- [The task]
Every record here must be copied exactly, except for the images it holds.

- [Material for this task]
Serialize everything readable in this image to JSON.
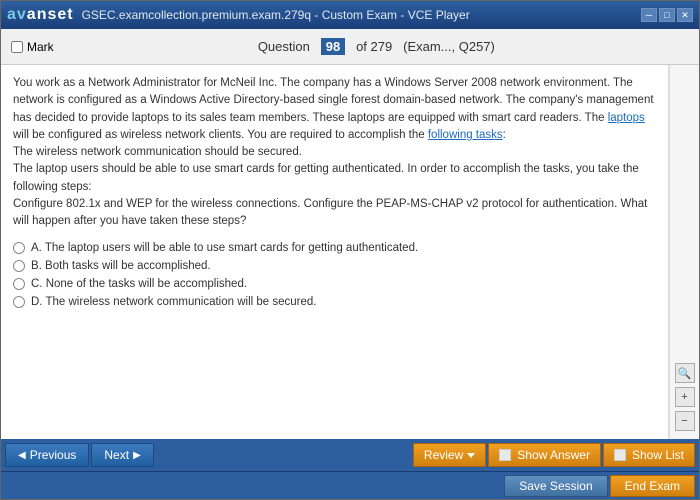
{
  "window": {
    "title": "GSEC.examcollection.premium.exam.279q - Custom Exam - VCE Player",
    "controls": [
      "minimize",
      "maximize",
      "close"
    ]
  },
  "logo": {
    "text": "avanset",
    "prefix": "av",
    "suffix": "anset"
  },
  "header": {
    "mark_label": "Mark",
    "question_label": "Question",
    "question_number": "98",
    "question_total": "of 279",
    "exam_info": "(Exam..., Q257)"
  },
  "question": {
    "body": "You work as a Network Administrator for McNeil Inc. The company has a Windows Server 2008 network environment. The network is configured as a Windows Active Directory-based single forest domain-based network. The company's management has decided to provide laptops to its sales team members. These laptops are equipped with smart card readers. The laptops will be configured as wireless network clients. You are required to accomplish the following tasks:\nThe wireless network communication should be secured.\nThe laptop users should be able to use smart cards for getting authenticated. In order to accomplish the tasks, you take the following steps:\nConfigure 802.1x and WEP for the wireless connections. Configure the PEAP-MS-CHAP v2 protocol for authentication. What will happen after you have taken these steps?",
    "options": [
      {
        "letter": "A",
        "text": "The laptop users will be able to use smart cards for getting authenticated."
      },
      {
        "letter": "B",
        "text": "Both tasks will be accomplished."
      },
      {
        "letter": "C",
        "text": "None of the tasks will be accomplished."
      },
      {
        "letter": "D",
        "text": "The wireless network communication will be secured."
      }
    ]
  },
  "sidebar": {
    "icons": [
      "search",
      "plus",
      "minus"
    ]
  },
  "toolbar": {
    "previous_label": "Previous",
    "next_label": "Next",
    "review_label": "Review",
    "show_answer_label": "Show Answer",
    "show_list_label": "Show List",
    "save_session_label": "Save Session",
    "end_exam_label": "End Exam"
  }
}
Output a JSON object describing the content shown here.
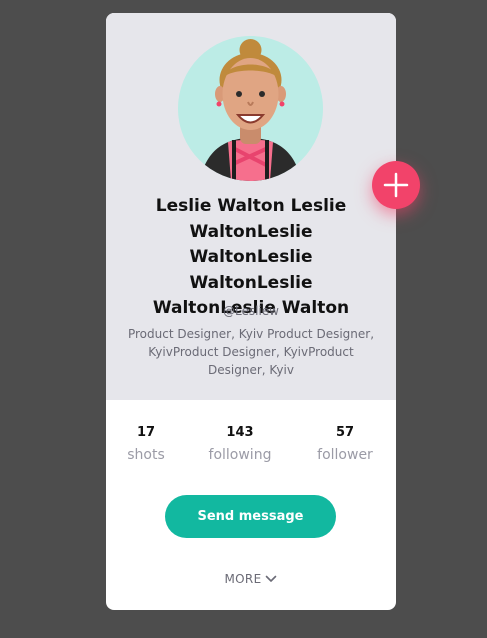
{
  "profile": {
    "name": "Leslie Walton Leslie WaltonLeslie WaltonLeslie WaltonLeslie WaltonLeslie Walton",
    "handle": "@Lesliew",
    "bio": "Product Designer, Kyiv Product Designer, KyivProduct Designer, KyivProduct Designer, Kyiv",
    "avatar_icon": "avatar-illustration"
  },
  "stats": [
    {
      "value": "17",
      "label": "shots"
    },
    {
      "value": "143",
      "label": "following"
    },
    {
      "value": "57",
      "label": "follower"
    }
  ],
  "actions": {
    "send_message_label": "Send message",
    "more_label": "MORE",
    "add_icon": "plus-icon",
    "more_icon": "chevron-down-icon"
  },
  "colors": {
    "page_background": "#4d4d4d",
    "card_header_background": "#e6e6eb",
    "accent_teal": "#12b8a0",
    "accent_pink": "#f2436a"
  }
}
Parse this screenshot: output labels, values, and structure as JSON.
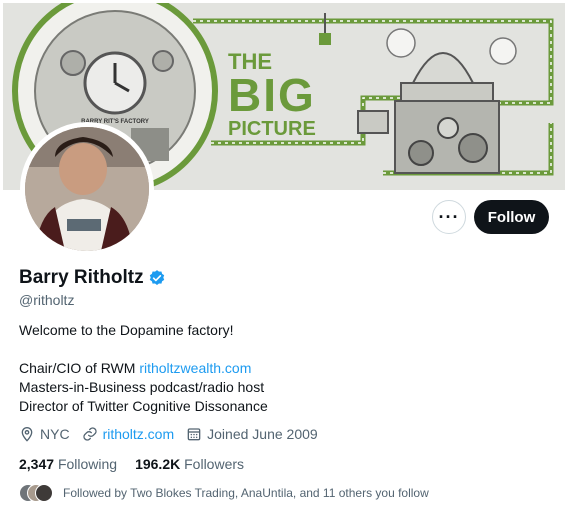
{
  "banner": {
    "title_line1": "THE",
    "title_line2": "BIG",
    "title_line3": "PICTURE",
    "clock_caption": "BARRY RIT'S FACTORY"
  },
  "profile": {
    "display_name": "Barry Ritholtz",
    "handle": "@ritholtz",
    "bio": {
      "line1": "Welcome to the Dopamine factory!",
      "line2_prefix": "Chair/CIO of RWM ",
      "line2_link": "ritholtzwealth.com",
      "line3": "Masters-in-Business podcast/radio host",
      "line4": "Director of Twitter Cognitive Dissonance"
    },
    "location": "NYC",
    "website": "ritholtz.com",
    "joined": "Joined June 2009"
  },
  "actions": {
    "more_label": "···",
    "follow_label": "Follow"
  },
  "stats": {
    "following_count": "2,347",
    "following_label": "Following",
    "followers_count": "196.2K",
    "followers_label": "Followers"
  },
  "followed_by": "Followed by Two Blokes Trading, AnaUntila, and 11 others you follow",
  "colors": {
    "accent": "#1d9bf0",
    "banner_green": "#6b9a3b",
    "text_primary": "#0f1419",
    "text_secondary": "#536471"
  }
}
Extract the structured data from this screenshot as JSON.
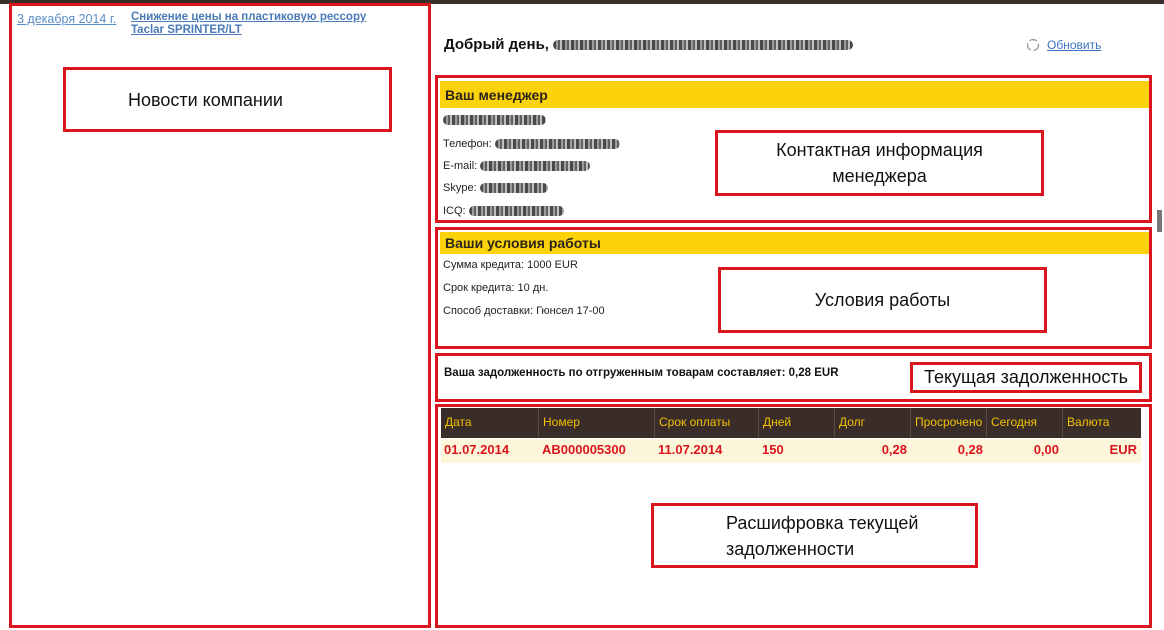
{
  "news": {
    "date": "3 декабря 2014 г.",
    "title": "Снижение цены на  пластиковую рессору Taclar SPRINTER/LT",
    "annotation": "Новости компании"
  },
  "header": {
    "greeting": "Добрый день,",
    "refresh_label": "Обновить"
  },
  "manager": {
    "title": "Ваш  менеджер",
    "phone_label": "Телефон:",
    "email_label": "E-mail:",
    "skype_label": "Skype:",
    "icq_label": "ICQ:",
    "annotation": "Контактная информация менеджера"
  },
  "terms": {
    "title": "Ваши условия работы",
    "credit_sum": "Сумма кредита: 1000 EUR",
    "credit_term": "Срок кредита: 10 дн.",
    "delivery": "Способ доставки: Гюнсел 17-00",
    "annotation": "Условия работы"
  },
  "debt": {
    "text": "Ваша задолженность по отгруженным товарам составляет: 0,28 EUR",
    "annotation": "Текущая задолженность"
  },
  "table": {
    "headers": [
      "Дата",
      "Номер",
      "Срок оплаты",
      "Дней",
      "Долг",
      "Просрочено",
      "Сегодня",
      "Валюта"
    ],
    "rows": [
      [
        "01.07.2014",
        "AB000005300",
        "11.07.2014",
        "150",
        "0,28",
        "0,28",
        "0,00",
        "EUR"
      ]
    ],
    "annotation": "Расшифровка текущей задолженности"
  },
  "colors": {
    "accent_yellow": "#fcd30b",
    "annotation_red": "#d9161d",
    "header_dark": "#3a2d29"
  },
  "icons": {
    "refresh": "refresh-icon"
  }
}
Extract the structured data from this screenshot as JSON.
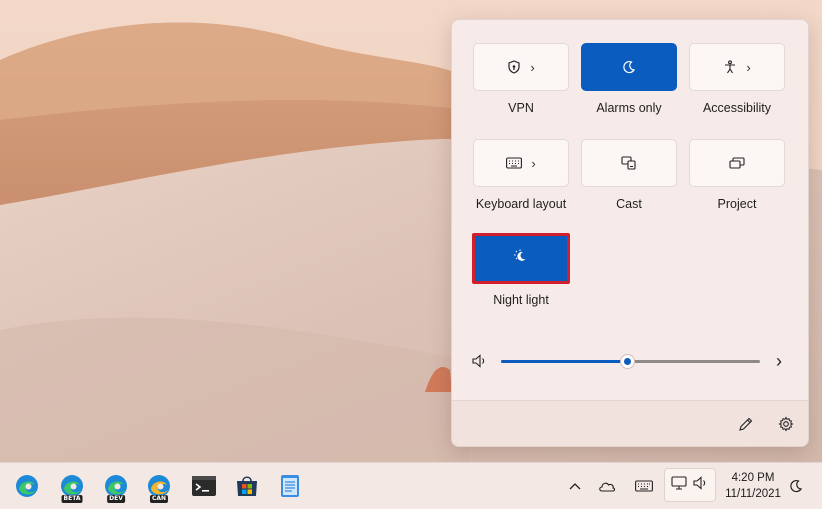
{
  "quick_settings": {
    "tiles": [
      {
        "label": "VPN",
        "icon": "shield-icon",
        "active": false,
        "has_arrow": true
      },
      {
        "label": "Alarms only",
        "icon": "moon-icon",
        "active": true,
        "has_arrow": false
      },
      {
        "label": "Accessibility",
        "icon": "accessibility-icon",
        "active": false,
        "has_arrow": true
      },
      {
        "label": "Keyboard layout",
        "icon": "keyboard-icon",
        "active": false,
        "has_arrow": true
      },
      {
        "label": "Cast",
        "icon": "cast-icon",
        "active": false,
        "has_arrow": false
      },
      {
        "label": "Project",
        "icon": "project-icon",
        "active": false,
        "has_arrow": false
      },
      {
        "label": "Night light",
        "icon": "night-light-icon",
        "active": true,
        "has_arrow": false,
        "highlighted": true
      }
    ],
    "volume": {
      "level_percent": 49,
      "icon": "speaker-icon",
      "more_icon": "chevron-right-icon"
    },
    "footer": {
      "edit_icon": "pencil-icon",
      "settings_icon": "gear-icon"
    }
  },
  "taskbar": {
    "apps": [
      {
        "name": "Microsoft Edge",
        "icon": "edge-icon",
        "badge": ""
      },
      {
        "name": "Microsoft Edge Beta",
        "icon": "edge-beta-icon",
        "badge": "BETA"
      },
      {
        "name": "Microsoft Edge Dev",
        "icon": "edge-dev-icon",
        "badge": "DEV"
      },
      {
        "name": "Microsoft Edge Canary",
        "icon": "edge-canary-icon",
        "badge": "CAN"
      },
      {
        "name": "Terminal",
        "icon": "terminal-icon",
        "badge": ""
      },
      {
        "name": "Microsoft Store",
        "icon": "store-icon",
        "badge": ""
      },
      {
        "name": "Notepad",
        "icon": "notepad-icon",
        "badge": ""
      }
    ],
    "clock": {
      "time": "4:20 PM",
      "date": "11/11/2021"
    }
  },
  "colors": {
    "accent": "#0b5cbf",
    "highlight": "#d0202e",
    "flyout_bg": "#f6ebe8"
  }
}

- [Answer space]
Serialize everything readable in this image to JSON.
{
  "window": {
    "title": "GSEC.examcollection.premium.exam.279q - Custom Exam - VCE Player",
    "controls": [
      "minimize",
      "maximize",
      "close"
    ]
  },
  "logo": {
    "text": "avanset",
    "prefix": "av",
    "suffix": "anset"
  },
  "header": {
    "mark_label": "Mark",
    "question_label": "Question",
    "question_number": "98",
    "question_total": "of 279",
    "exam_info": "(Exam..., Q257)"
  },
  "question": {
    "body": "You work as a Network Administrator for McNeil Inc. The company has a Windows Server 2008 network environment. The network is configured as a Windows Active Directory-based single forest domain-based network. The company's management has decided to provide laptops to its sales team members. These laptops are equipped with smart card readers. The laptops will be configured as wireless network clients. You are required to accomplish the following tasks:\nThe wireless network communication should be secured.\nThe laptop users should be able to use smart cards for getting authenticated. In order to accomplish the tasks, you take the following steps:\nConfigure 802.1x and WEP for the wireless connections. Configure the PEAP-MS-CHAP v2 protocol for authentication. What will happen after you have taken these steps?",
    "options": [
      {
        "letter": "A",
        "text": "The laptop users will be able to use smart cards for getting authenticated."
      },
      {
        "letter": "B",
        "text": "Both tasks will be accomplished."
      },
      {
        "letter": "C",
        "text": "None of the tasks will be accomplished."
      },
      {
        "letter": "D",
        "text": "The wireless network communication will be secured."
      }
    ]
  },
  "sidebar": {
    "icons": [
      "search",
      "plus",
      "minus"
    ]
  },
  "toolbar": {
    "previous_label": "Previous",
    "next_label": "Next",
    "review_label": "Review",
    "show_answer_label": "Show Answer",
    "show_list_label": "Show List",
    "save_session_label": "Save Session",
    "end_exam_label": "End Exam"
  }
}
Output a JSON object describing the content shown here.
{
  "profile": {
    "name": "Leslie Walton Leslie WaltonLeslie WaltonLeslie WaltonLeslie WaltonLeslie Walton",
    "handle": "@Lesliew",
    "bio": "Product Designer, Kyiv Product Designer, KyivProduct Designer, KyivProduct Designer, Kyiv",
    "avatar_icon": "avatar-illustration"
  },
  "stats": [
    {
      "value": "17",
      "label": "shots"
    },
    {
      "value": "143",
      "label": "following"
    },
    {
      "value": "57",
      "label": "follower"
    }
  ],
  "actions": {
    "send_message_label": "Send message",
    "more_label": "MORE",
    "add_icon": "plus-icon",
    "more_icon": "chevron-down-icon"
  },
  "colors": {
    "page_background": "#4d4d4d",
    "card_header_background": "#e6e6eb",
    "accent_teal": "#12b8a0",
    "accent_pink": "#f2436a"
  }
}
Parse this screenshot: output labels, values, and structure as JSON.
{
  "banner": {
    "title_line1": "THE",
    "title_line2": "BIG",
    "title_line3": "PICTURE",
    "clock_caption": "BARRY RIT'S FACTORY"
  },
  "profile": {
    "display_name": "Barry Ritholtz",
    "handle": "@ritholtz",
    "bio": {
      "line1": "Welcome to the Dopamine factory!",
      "line2_prefix": "Chair/CIO of RWM ",
      "line2_link": "ritholtzwealth.com",
      "line3": "Masters-in-Business podcast/radio host",
      "line4": "Director of Twitter Cognitive Dissonance"
    },
    "location": "NYC",
    "website": "ritholtz.com",
    "joined": "Joined June 2009"
  },
  "actions": {
    "more_label": "···",
    "follow_label": "Follow"
  },
  "stats": {
    "following_count": "2,347",
    "following_label": "Following",
    "followers_count": "196.2K",
    "followers_label": "Followers"
  },
  "followed_by": "Followed by Two Blokes Trading, AnaUntila, and 11 others you follow",
  "colors": {
    "accent": "#1d9bf0",
    "banner_green": "#6b9a3b",
    "text_primary": "#0f1419",
    "text_secondary": "#536471"
  }
}
Extract the structured data from this screenshot as JSON.
{
  "news": {
    "date": "3 декабря 2014 г.",
    "title": "Снижение цены на  пластиковую рессору Taclar SPRINTER/LT",
    "annotation": "Новости компании"
  },
  "header": {
    "greeting": "Добрый день,",
    "refresh_label": "Обновить"
  },
  "manager": {
    "title": "Ваш  менеджер",
    "phone_label": "Телефон:",
    "email_label": "E-mail:",
    "skype_label": "Skype:",
    "icq_label": "ICQ:",
    "annotation": "Контактная информация менеджера"
  },
  "terms": {
    "title": "Ваши условия работы",
    "credit_sum": "Сумма кредита: 1000 EUR",
    "credit_term": "Срок кредита: 10 дн.",
    "delivery": "Способ доставки: Гюнсел 17-00",
    "annotation": "Условия работы"
  },
  "debt": {
    "text": "Ваша задолженность по отгруженным товарам составляет: 0,28 EUR",
    "annotation": "Текущая задолженность"
  },
  "table": {
    "headers": [
      "Дата",
      "Номер",
      "Срок оплаты",
      "Дней",
      "Долг",
      "Просрочено",
      "Сегодня",
      "Валюта"
    ],
    "rows": [
      [
        "01.07.2014",
        "AB000005300",
        "11.07.2014",
        "150",
        "0,28",
        "0,28",
        "0,00",
        "EUR"
      ]
    ],
    "annotation": "Расшифровка текущей задолженности"
  },
  "colors": {
    "accent_yellow": "#fcd30b",
    "annotation_red": "#d9161d",
    "header_dark": "#3a2d29"
  },
  "icons": {
    "refresh": "refresh-icon"
  }
}
Extract the structured data from this screenshot as JSON.
{
  "quick_settings": {
    "tiles": [
      {
        "label": "VPN",
        "icon": "shield-icon",
        "active": false,
        "has_arrow": true
      },
      {
        "label": "Alarms only",
        "icon": "moon-icon",
        "active": true,
        "has_arrow": false
      },
      {
        "label": "Accessibility",
        "icon": "accessibility-icon",
        "active": false,
        "has_arrow": true
      },
      {
        "label": "Keyboard layout",
        "icon": "keyboard-icon",
        "active": false,
        "has_arrow": true
      },
      {
        "label": "Cast",
        "icon": "cast-icon",
        "active": false,
        "has_arrow": false
      },
      {
        "label": "Project",
        "icon": "project-icon",
        "active": false,
        "has_arrow": false
      },
      {
        "label": "Night light",
        "icon": "night-light-icon",
        "active": true,
        "has_arrow": false,
        "highlighted": true
      }
    ],
    "volume": {
      "level_percent": 49,
      "icon": "speaker-icon",
      "more_icon": "chevron-right-icon"
    },
    "footer": {
      "edit_icon": "pencil-icon",
      "settings_icon": "gear-icon"
    }
  },
  "taskbar": {
    "apps": [
      {
        "name": "Microsoft Edge",
        "icon": "edge-icon",
        "badge": ""
      },
      {
        "name": "Microsoft Edge Beta",
        "icon": "edge-beta-icon",
        "badge": "BETA"
      },
      {
        "name": "Microsoft Edge Dev",
        "icon": "edge-dev-icon",
        "badge": "DEV"
      },
      {
        "name": "Microsoft Edge Canary",
        "icon": "edge-canary-icon",
        "badge": "CAN"
      },
      {
        "name": "Terminal",
        "icon": "terminal-icon",
        "badge": ""
      },
      {
        "name": "Microsoft Store",
        "icon": "store-icon",
        "badge": ""
      },
      {
        "name": "Notepad",
        "icon": "notepad-icon",
        "badge": ""
      }
    ],
    "clock": {
      "time": "4:20 PM",
      "date": "11/11/2021"
    }
  },
  "colors": {
    "accent": "#0b5cbf",
    "highlight": "#d0202e",
    "flyout_bg": "#f6ebe8"
  }
}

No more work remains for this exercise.